◆ **The input**:

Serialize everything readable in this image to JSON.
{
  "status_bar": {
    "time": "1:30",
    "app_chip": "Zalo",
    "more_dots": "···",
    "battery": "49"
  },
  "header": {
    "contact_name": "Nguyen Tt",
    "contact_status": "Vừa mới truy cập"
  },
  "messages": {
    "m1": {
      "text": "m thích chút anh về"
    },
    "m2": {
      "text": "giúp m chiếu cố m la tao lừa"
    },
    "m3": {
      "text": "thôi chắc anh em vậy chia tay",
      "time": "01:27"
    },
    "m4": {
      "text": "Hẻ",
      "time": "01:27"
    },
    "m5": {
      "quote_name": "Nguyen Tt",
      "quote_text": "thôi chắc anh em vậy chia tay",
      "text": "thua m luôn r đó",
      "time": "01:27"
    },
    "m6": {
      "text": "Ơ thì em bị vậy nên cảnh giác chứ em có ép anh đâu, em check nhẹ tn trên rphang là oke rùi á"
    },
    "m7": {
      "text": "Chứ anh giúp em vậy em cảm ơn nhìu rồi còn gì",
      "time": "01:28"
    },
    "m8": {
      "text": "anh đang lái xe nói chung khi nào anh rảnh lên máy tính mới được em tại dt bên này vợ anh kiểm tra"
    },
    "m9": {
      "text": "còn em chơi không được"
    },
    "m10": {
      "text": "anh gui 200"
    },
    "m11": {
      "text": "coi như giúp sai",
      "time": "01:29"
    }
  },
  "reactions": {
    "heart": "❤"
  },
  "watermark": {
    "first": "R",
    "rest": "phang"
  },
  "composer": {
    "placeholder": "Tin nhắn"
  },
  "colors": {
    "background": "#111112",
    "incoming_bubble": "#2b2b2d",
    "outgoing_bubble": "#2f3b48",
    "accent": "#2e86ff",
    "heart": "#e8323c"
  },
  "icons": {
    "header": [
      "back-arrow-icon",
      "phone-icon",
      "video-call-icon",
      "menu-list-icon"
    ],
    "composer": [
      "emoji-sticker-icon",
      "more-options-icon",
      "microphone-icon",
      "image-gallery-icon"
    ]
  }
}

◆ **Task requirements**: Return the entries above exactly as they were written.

◆ **Answer for the task**:
Serialize everything readable in this image to JSON.
{
  "status_bar": {
    "time": "1:30",
    "app_chip": "Zalo",
    "more_dots": "···",
    "battery": "49"
  },
  "header": {
    "contact_name": "Nguyen Tt",
    "contact_status": "Vừa mới truy cập"
  },
  "messages": {
    "m1": {
      "text": "m thích chút anh về"
    },
    "m2": {
      "text": "giúp m chiếu cố m la tao lừa"
    },
    "m3": {
      "text": "thôi chắc anh em vậy chia tay",
      "time": "01:27"
    },
    "m4": {
      "text": "Hẻ",
      "time": "01:27"
    },
    "m5": {
      "quote_name": "Nguyen Tt",
      "quote_text": "thôi chắc anh em vậy chia tay",
      "text": "thua m luôn r đó",
      "time": "01:27"
    },
    "m6": {
      "text": "Ơ thì em bị vậy nên cảnh giác chứ em có ép anh đâu, em check nhẹ tn trên rphang là oke rùi á"
    },
    "m7": {
      "text": "Chứ anh giúp em vậy em cảm ơn nhìu rồi còn gì",
      "time": "01:28"
    },
    "m8": {
      "text": "anh đang lái xe nói chung khi nào anh rảnh lên máy tính mới được em tại dt bên này vợ anh kiểm tra"
    },
    "m9": {
      "text": "còn em chơi không được"
    },
    "m10": {
      "text": "anh gui 200"
    },
    "m11": {
      "text": "coi như giúp sai",
      "time": "01:29"
    }
  },
  "reactions": {
    "heart": "❤"
  },
  "watermark": {
    "first": "R",
    "rest": "phang"
  },
  "composer": {
    "placeholder": "Tin nhắn"
  },
  "colors": {
    "background": "#111112",
    "incoming_bubble": "#2b2b2d",
    "outgoing_bubble": "#2f3b48",
    "accent": "#2e86ff",
    "heart": "#e8323c"
  },
  "icons": {
    "header": [
      "back-arrow-icon",
      "phone-icon",
      "video-call-icon",
      "menu-list-icon"
    ],
    "composer": [
      "emoji-sticker-icon",
      "more-options-icon",
      "microphone-icon",
      "image-gallery-icon"
    ]
  }
}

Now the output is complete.